== Segment start ==
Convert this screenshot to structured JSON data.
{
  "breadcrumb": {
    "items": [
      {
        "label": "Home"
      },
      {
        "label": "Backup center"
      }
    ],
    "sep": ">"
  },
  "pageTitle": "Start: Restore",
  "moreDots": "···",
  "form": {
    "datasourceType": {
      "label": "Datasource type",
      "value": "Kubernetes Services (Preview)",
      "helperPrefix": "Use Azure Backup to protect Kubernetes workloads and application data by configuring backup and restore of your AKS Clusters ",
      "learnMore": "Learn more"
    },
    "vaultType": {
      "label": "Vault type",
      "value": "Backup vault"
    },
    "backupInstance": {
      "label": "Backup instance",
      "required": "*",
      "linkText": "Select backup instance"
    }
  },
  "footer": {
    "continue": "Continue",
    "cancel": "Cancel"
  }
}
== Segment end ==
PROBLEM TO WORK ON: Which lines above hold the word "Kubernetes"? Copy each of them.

COMPLETED EXERCISE:
      "value": "Kubernetes Services (Preview)",
      "helperPrefix": "Use Azure Backup to protect Kubernetes workloads and application data by configuring backup and restore of your AKS Clusters ",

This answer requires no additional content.